As a professor who sometimes teaches a Shakespeare class and as a poet who has written a book of sonnets, I gently propose that for the 400th anniversary of Shakespeare’s death we stop reading Shakespeare and instead shift our attention to the poems of Aemilia Lanyer, one of Shakespeare’s contemporaries, a contemporary who happens to be a woman. Lanyer is the first female poet in England to ‘publish a substantial volume of poetry’, and it has been proposed that Lanyer is the infamous ‘cruel mistress’ of Shakespeare’s so-called ‘Dark Lady’ sonnets (sonnets 127-154). There is reasonable cause for such speculation: Lanyer was a Jew of Italian descent (and could have been called ‘black’ in the Elizabethan age) and she might have come in contact with Shakespeare through her family of court musicians. She was also an enormous talent and an important figure in the history of English poetry.

Whether Lanyer was, in reality, the ‘dark lady,’ I think actually misses the point. As critic Lisa Schnell notes, although it’s not inconceivable she was the ‘dark lady,’ it’s the desire itself for her to fit this role that is troubling. And what is her role within this construct? In Shakespeare’s ‘dark lady’ sonnets, the male – the speaker – is tortured by his mistress, experiences a range of heightened emotions from ecstasy, disbelief (how could someone like him fall for such a deceptive manipulator?), jealousy and on and on while her seeming lack of interest drives him crazy.

What’s important, then, is to ponder the misogynist construct of the ‘dark lady’ in the sonnets where the archetypical femme fatale emerges. We see it again in Western culture from opera to later iterations in film noir, and pop songs.

But it’s an anniversary, and so we must celebrate! And for this very special anniversary, I say, let’s celebrate one of our first feminist poets by reading her work! Here you can find her entire book, Salve Deus Rex Judaeorum (Hail, God, King of the Jews) which she published in 1611 at the age of 42. The poems are full of sensuous and luscious descriptions of a culture of women (many of the poems in the book are addressed to powerful aristocratic women), as well as a spirited defense of Eve. In addition, Lanyer published the first ‘country house’ poem, ‘To Cooke-ham’ (a genre most widely associated with Ben Jonson’s ‘To Penshurst’).

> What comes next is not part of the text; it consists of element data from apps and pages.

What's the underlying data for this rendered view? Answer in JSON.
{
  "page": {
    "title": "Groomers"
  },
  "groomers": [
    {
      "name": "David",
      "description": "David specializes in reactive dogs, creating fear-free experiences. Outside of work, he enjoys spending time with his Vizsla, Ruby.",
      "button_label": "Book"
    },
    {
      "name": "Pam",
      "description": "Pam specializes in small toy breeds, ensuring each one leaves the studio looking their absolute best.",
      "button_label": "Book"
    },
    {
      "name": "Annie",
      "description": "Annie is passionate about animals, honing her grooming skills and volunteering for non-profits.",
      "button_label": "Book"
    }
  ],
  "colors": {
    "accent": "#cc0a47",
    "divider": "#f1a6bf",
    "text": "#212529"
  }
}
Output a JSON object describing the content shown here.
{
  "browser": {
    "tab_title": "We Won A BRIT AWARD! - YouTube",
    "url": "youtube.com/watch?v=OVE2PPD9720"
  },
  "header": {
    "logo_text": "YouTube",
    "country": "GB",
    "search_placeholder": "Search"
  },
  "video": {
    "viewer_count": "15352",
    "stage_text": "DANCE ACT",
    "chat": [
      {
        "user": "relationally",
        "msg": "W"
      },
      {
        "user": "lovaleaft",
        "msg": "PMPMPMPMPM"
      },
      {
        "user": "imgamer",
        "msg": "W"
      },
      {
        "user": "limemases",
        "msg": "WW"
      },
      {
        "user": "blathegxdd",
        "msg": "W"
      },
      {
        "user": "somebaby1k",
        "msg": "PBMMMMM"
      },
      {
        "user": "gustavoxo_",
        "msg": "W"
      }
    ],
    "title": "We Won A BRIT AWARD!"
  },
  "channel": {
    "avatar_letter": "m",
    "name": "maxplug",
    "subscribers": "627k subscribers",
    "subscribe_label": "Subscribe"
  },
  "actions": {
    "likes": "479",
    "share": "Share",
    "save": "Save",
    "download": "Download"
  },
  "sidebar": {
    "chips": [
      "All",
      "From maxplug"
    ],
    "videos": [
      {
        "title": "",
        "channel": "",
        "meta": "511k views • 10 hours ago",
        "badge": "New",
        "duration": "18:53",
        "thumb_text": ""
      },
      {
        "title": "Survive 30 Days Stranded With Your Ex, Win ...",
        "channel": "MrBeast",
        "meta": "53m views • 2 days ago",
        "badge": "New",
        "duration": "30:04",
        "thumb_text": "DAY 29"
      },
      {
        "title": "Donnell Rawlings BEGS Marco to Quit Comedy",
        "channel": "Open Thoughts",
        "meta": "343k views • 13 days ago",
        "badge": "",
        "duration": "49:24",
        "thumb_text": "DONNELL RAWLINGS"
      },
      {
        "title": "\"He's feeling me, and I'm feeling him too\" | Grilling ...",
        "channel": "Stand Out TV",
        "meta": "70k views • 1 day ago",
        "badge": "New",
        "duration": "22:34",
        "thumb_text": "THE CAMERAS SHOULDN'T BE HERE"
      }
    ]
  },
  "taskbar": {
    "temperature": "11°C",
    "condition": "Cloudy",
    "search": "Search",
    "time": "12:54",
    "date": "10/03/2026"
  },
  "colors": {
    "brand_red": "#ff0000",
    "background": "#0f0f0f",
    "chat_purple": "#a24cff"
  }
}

Now, who knows if these two were ever a thing. If they were, it’s hard to say what she saw in him. But as the old saying goes, ‘love is blind,’ a phrase of which Shakespeare himself was quite fond.

 

Aemilia Lanyer, from Salue Deus Rex Iudæorum

‘That pride of Nature which adornes the faire,
Like blasing Comets to allure all eies,
Is but the thred, that weaves their web of Care,
Who glories most, where most their danger lies;
For greatest perills do attend the faire,
When men do seeke, attempt, plot and devise,
How they may overthrow the chastest Dame,
Whose Beautie is the White whereat they aime.

Twas Beautie bred in Troy the ten yeares strife,
And carried Hellen from her lawfull Lord;
Twas Beautie made chaste Lucrece loose her life,
For which prowd Tarquins fact was so abhorr’d:
Beautie the cause Antonius wrong’d his wife,
Which could not be decided but by sword:
Great Cleopatraes Beautie and defects
Did worke Octaviaes wrongs, and his neglects.’

 

To Thine Own Self Be True
Ariel’s Song